• [What is needed] Copy out each line of the listing that has the word "Asymmetric" in it.

○ ○ ○ ○

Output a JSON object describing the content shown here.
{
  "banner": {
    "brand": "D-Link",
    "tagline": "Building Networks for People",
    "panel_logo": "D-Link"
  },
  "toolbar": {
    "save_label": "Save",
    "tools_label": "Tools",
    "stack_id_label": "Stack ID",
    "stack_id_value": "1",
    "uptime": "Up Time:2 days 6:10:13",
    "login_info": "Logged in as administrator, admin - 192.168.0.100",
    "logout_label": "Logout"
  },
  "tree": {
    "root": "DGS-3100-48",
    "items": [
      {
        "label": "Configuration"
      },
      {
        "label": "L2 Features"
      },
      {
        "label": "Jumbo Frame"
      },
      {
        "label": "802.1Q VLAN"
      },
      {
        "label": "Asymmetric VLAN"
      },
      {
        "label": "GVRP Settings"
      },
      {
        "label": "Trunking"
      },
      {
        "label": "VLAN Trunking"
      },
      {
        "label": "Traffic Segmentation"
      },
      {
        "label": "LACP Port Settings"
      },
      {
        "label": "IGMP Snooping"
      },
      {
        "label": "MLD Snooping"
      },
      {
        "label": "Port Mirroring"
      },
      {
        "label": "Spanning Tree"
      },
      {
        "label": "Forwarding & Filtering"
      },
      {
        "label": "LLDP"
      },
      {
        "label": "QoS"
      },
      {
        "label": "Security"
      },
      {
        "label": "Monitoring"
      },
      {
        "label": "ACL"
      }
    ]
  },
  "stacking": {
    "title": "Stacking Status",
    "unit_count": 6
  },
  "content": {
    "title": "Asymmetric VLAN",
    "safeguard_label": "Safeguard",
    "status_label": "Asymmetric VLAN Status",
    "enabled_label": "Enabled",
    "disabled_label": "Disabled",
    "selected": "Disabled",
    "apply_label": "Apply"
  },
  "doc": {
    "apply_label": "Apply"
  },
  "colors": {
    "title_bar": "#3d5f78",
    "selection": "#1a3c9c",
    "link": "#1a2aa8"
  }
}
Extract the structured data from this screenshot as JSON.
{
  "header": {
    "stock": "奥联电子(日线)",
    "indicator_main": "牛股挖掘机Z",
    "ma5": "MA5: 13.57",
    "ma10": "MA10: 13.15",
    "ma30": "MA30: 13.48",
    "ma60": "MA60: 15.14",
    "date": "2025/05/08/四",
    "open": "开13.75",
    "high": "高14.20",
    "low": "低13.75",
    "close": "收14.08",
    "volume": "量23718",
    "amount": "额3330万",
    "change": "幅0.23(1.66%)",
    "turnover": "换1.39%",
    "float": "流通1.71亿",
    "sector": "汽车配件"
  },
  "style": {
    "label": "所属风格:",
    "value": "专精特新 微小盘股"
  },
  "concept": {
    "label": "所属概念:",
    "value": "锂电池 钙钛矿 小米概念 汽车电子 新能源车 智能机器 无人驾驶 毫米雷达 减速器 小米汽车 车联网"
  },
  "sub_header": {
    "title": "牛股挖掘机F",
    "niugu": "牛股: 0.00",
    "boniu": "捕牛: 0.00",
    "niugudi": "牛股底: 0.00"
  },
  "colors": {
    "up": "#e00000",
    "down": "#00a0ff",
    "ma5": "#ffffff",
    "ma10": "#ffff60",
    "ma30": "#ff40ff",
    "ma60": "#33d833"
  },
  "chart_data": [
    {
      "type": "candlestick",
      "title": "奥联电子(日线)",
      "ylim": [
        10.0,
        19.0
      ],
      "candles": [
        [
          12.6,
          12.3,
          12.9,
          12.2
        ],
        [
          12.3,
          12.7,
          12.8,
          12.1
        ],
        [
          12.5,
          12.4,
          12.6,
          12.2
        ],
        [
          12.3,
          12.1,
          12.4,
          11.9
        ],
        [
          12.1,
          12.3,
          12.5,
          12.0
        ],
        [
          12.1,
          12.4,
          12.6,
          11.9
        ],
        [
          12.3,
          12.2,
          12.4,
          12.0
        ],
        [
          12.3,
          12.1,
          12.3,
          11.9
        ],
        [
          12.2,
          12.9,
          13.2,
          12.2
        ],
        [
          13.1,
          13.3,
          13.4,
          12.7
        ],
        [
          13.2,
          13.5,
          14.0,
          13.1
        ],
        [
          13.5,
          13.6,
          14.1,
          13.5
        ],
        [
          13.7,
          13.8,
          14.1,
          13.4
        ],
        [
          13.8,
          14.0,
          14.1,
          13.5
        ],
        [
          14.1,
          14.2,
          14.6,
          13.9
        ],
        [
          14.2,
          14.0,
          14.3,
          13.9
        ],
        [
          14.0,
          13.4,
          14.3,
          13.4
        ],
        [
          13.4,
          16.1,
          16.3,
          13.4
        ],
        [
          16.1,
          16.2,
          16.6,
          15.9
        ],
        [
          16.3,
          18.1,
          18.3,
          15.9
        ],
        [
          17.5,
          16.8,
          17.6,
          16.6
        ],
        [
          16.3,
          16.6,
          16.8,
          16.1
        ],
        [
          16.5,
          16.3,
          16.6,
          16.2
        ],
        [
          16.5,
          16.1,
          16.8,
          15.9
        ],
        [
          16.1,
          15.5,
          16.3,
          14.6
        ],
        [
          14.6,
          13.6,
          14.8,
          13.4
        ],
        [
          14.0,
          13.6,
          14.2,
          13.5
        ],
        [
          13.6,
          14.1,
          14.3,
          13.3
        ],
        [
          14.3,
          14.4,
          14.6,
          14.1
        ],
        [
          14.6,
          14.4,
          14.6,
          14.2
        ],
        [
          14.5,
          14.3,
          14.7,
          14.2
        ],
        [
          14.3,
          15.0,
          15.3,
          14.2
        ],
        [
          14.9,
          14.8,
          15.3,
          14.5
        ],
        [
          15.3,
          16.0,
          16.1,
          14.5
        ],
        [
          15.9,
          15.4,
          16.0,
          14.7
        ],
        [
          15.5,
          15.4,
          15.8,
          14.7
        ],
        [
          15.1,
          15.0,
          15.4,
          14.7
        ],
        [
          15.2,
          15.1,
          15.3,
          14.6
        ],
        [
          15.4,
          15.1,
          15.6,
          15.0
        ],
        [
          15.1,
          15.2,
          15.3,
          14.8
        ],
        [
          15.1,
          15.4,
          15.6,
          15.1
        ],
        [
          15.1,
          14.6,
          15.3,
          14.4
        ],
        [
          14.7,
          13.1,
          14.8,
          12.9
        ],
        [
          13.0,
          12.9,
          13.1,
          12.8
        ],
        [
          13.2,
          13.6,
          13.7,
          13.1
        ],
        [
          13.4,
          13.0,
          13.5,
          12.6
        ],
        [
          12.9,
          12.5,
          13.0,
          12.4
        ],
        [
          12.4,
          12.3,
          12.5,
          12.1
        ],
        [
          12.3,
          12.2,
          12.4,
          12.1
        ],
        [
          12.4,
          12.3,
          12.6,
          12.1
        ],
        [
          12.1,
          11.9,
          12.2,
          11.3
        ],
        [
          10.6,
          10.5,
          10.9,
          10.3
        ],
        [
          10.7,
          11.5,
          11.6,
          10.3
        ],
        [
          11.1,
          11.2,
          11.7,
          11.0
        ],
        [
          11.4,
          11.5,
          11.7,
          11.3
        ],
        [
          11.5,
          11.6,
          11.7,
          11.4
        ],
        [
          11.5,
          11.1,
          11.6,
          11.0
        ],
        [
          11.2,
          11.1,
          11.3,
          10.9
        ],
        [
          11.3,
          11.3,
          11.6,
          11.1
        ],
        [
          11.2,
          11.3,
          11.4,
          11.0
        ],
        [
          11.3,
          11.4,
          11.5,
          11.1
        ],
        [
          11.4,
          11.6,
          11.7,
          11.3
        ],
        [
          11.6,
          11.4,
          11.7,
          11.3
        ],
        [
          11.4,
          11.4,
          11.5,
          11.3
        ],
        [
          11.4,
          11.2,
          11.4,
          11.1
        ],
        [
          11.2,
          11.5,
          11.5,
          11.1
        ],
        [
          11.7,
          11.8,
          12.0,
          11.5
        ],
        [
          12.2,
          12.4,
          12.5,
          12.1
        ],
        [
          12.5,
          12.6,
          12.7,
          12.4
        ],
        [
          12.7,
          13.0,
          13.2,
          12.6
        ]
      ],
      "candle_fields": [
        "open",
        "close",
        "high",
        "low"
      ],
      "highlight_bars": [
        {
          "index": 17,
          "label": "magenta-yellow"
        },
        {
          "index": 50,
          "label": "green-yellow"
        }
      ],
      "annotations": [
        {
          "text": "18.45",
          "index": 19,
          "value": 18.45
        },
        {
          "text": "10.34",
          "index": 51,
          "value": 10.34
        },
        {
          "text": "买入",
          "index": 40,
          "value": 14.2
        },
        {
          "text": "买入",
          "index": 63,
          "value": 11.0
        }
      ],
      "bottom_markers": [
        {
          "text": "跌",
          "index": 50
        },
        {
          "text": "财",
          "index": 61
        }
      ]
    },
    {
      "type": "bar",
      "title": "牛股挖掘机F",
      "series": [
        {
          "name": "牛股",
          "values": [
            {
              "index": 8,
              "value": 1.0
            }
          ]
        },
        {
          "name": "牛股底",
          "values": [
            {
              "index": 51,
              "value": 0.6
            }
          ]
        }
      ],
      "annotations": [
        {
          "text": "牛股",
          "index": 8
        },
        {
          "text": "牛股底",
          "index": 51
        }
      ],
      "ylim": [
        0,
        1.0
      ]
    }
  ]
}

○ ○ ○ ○

• [Problem solution]
        "label": "Asymmetric VLAN"
    "title": "Asymmetric VLAN",
    "status_label": "Asymmetric VLAN Status",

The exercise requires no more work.